§ THE TASK: Please output the records below word for word and omit the pictures.

§ DATA TO PROCESS:
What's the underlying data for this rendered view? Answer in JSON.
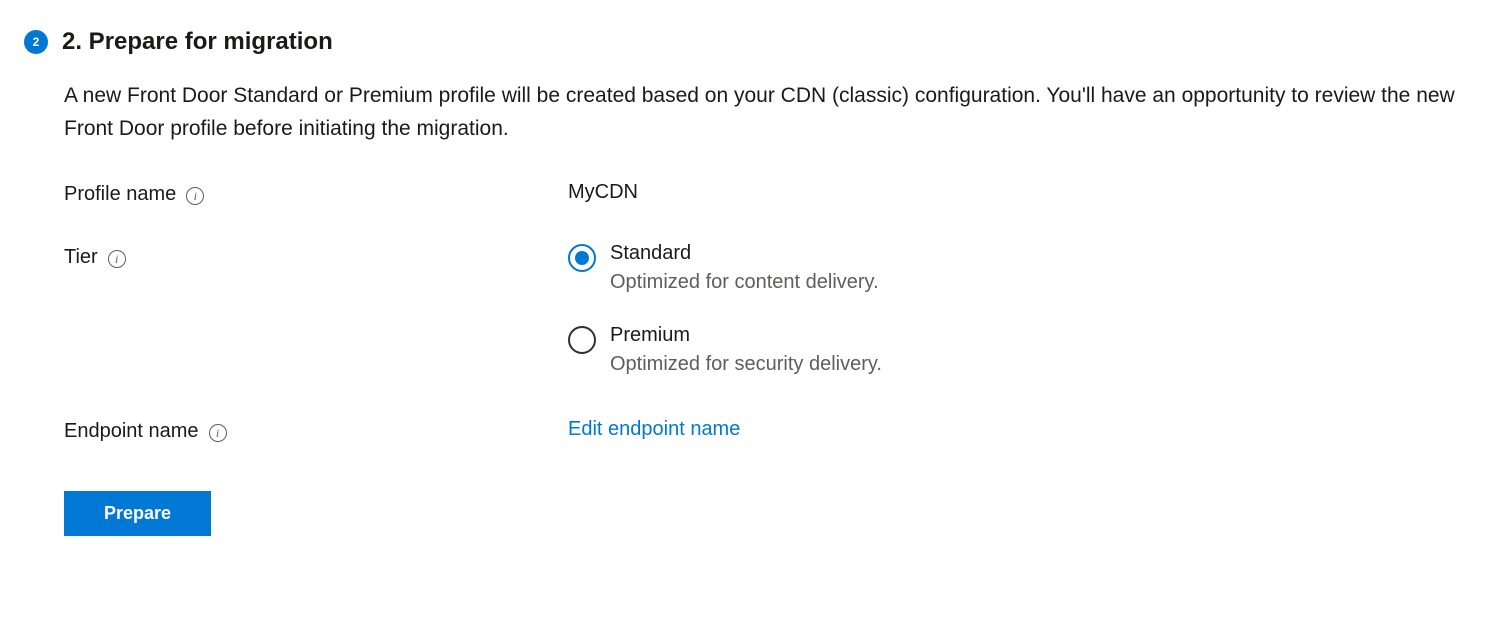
{
  "step": {
    "number": "2",
    "title": "2. Prepare for migration",
    "description": "A new Front Door Standard or Premium profile will be created based on your CDN (classic) configuration. You'll have an opportunity to review the new Front Door profile before initiating the migration."
  },
  "form": {
    "profileName": {
      "label": "Profile name",
      "value": "MyCDN"
    },
    "tier": {
      "label": "Tier",
      "options": [
        {
          "label": "Standard",
          "description": "Optimized for content delivery.",
          "selected": true
        },
        {
          "label": "Premium",
          "description": "Optimized for security delivery.",
          "selected": false
        }
      ]
    },
    "endpointName": {
      "label": "Endpoint name",
      "linkText": "Edit endpoint name"
    }
  },
  "actions": {
    "prepare": "Prepare"
  }
}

§ THE ANSWER:
What's the underlying data for this rendered view? Answer in JSON.
{
  "step": {
    "number": "2",
    "title": "2. Prepare for migration",
    "description": "A new Front Door Standard or Premium profile will be created based on your CDN (classic) configuration. You'll have an opportunity to review the new Front Door profile before initiating the migration."
  },
  "form": {
    "profileName": {
      "label": "Profile name",
      "value": "MyCDN"
    },
    "tier": {
      "label": "Tier",
      "options": [
        {
          "label": "Standard",
          "description": "Optimized for content delivery.",
          "selected": true
        },
        {
          "label": "Premium",
          "description": "Optimized for security delivery.",
          "selected": false
        }
      ]
    },
    "endpointName": {
      "label": "Endpoint name",
      "linkText": "Edit endpoint name"
    }
  },
  "actions": {
    "prepare": "Prepare"
  }
}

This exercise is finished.